Fort St Elmo and the War Museum offered spectacular historic recollections of the numerous the military conquests, battles and seiges of this strategic isle. Not unlike Hollywood's precious black bird, the Maltese Falcon, Malta's existence has repeatedly been at the center of conflict and often its ownership has proven deadly.
We ended our walking tour, amid the crowds of tourists visiting shops along Republic Street. It was here that we purchased an extraordinary hand-blown vase of Maltese glass. It's delicate shape and vibrant blue-green colors reminiscent of the lovely glass of Murano, near Venice. This and our wonderful chocolate egg served as our souvenirs of Valletta. Unfortunately, the egg never made it home. Since my husband and I are both devout chocoholics, our resistance was low!
We strolled along the quiet harbor and watched as fishermen repaired their nets and set them to dry over the quay. The miniature boats, called Luzza, are gaily decorated in bright, primary colors. Each boat has a pair of eyes painted on the front of the hull; fable has it that it is through these eyes that the fisherman views the beauty of the sea.

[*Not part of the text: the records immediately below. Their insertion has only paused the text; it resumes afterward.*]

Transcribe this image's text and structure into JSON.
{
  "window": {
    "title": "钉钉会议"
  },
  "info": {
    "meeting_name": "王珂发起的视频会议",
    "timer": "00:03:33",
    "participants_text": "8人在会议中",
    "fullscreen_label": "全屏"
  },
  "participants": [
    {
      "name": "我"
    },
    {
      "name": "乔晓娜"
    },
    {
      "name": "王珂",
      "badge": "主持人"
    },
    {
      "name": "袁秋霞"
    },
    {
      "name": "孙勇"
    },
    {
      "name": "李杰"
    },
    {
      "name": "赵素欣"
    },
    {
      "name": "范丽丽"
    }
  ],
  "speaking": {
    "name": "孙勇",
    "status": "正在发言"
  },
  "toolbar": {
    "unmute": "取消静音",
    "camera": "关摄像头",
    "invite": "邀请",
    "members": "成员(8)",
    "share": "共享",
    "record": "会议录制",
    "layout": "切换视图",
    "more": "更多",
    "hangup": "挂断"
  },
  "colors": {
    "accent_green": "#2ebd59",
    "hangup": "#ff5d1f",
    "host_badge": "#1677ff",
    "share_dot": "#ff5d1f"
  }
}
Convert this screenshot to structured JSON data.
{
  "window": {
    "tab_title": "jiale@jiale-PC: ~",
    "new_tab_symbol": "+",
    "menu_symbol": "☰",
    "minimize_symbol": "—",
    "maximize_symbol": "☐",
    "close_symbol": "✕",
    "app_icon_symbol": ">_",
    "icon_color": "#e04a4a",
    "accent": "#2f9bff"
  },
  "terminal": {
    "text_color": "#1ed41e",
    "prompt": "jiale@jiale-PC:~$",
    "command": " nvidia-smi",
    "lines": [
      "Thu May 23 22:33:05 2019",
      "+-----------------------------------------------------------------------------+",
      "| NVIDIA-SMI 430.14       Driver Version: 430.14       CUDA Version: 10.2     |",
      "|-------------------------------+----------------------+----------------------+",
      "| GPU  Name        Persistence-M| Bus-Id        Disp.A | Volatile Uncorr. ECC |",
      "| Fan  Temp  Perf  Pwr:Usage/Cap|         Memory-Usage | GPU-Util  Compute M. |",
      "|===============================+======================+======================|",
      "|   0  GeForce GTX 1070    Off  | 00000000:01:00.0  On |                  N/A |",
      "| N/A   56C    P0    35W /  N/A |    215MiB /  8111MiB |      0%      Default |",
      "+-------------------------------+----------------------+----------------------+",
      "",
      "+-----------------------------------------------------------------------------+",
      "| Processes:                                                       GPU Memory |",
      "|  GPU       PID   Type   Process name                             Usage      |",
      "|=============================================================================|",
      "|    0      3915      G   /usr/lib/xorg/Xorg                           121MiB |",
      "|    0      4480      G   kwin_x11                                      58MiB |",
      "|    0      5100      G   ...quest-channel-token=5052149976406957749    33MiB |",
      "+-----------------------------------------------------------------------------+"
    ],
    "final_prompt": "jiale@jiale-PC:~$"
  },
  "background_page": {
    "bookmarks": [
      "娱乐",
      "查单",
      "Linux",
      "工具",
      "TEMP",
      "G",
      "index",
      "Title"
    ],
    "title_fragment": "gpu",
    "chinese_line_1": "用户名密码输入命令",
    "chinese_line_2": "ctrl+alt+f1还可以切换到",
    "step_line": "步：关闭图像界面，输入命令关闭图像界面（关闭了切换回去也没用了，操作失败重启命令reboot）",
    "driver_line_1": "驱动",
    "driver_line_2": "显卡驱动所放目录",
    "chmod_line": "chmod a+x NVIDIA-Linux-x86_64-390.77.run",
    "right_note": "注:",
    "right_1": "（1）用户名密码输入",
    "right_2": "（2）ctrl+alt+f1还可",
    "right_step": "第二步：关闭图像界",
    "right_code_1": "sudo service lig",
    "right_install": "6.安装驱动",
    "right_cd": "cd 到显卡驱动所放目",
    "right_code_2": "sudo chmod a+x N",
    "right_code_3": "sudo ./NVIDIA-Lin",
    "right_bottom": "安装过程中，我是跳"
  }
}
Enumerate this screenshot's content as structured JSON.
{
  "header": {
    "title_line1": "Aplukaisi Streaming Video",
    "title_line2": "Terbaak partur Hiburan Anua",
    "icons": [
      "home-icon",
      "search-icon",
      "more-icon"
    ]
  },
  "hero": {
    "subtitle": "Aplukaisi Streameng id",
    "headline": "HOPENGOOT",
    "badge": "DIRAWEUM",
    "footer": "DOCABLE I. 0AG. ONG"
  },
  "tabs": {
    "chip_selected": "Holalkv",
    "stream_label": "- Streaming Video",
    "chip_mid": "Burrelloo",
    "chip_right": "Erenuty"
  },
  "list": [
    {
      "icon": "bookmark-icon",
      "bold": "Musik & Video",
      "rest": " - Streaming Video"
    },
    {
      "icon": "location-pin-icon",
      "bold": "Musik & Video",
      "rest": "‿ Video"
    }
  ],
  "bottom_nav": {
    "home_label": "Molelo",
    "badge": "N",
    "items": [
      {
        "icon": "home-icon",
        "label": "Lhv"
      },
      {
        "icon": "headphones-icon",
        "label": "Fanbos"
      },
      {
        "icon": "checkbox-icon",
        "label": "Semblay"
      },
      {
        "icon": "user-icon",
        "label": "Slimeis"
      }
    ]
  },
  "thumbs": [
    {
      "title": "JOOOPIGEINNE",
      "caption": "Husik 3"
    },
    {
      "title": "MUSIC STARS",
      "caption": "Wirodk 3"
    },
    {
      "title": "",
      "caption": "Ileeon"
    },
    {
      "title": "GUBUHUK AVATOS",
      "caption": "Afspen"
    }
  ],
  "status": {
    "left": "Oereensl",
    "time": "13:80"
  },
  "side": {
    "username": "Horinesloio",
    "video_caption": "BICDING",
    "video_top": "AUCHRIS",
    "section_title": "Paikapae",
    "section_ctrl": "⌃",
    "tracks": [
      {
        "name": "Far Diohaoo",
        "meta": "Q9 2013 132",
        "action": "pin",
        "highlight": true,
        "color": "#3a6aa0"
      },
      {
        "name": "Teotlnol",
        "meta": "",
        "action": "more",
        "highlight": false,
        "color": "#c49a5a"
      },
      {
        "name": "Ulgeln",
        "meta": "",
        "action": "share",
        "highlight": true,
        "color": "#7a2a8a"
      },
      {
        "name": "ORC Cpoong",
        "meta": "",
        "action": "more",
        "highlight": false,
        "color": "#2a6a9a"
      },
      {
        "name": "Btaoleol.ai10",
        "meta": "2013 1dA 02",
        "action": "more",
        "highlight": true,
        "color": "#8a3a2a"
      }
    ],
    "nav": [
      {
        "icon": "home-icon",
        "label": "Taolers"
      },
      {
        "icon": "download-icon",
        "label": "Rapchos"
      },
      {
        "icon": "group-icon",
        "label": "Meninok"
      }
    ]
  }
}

Until 1920, agriculture was the basis of Malta's economy. Today, fishing remains only seasonally significant, with tuna, lampuki fish and swordfish being the most plentiful. The majority of Marsaxlokk's catch is sent to Valletta; however, the role of the fisheries becomes stronger with increased ventures with neighboring Mediterranean countries. Malta's principal industries today include dry-docking, shipbuilding and marine manufacturing. Since 1960, tourism has provided employment for a sizable section of the Maltese population.
Several shops are sprinkled around the village center and on this warm day, gellato sales were brisk. We stood in front of the colorful boats and exchanged cameras with a couple of tourists from Ohio; they took our picture, and we took theirs---something to show the folks back home! The village's church, police station and medical assistance office are all clustered in the one block area facing the harbor. We sat on the seawall for a short time, enjoying the warmth of the Mediterranean sun, before deciding it was time to move on and enjoy more of Malta's dramatic sightseeing adventures.
Member Rating 4 out of 5 on October 16, 2000
Napa, CA and Hereford, AZ , Arizona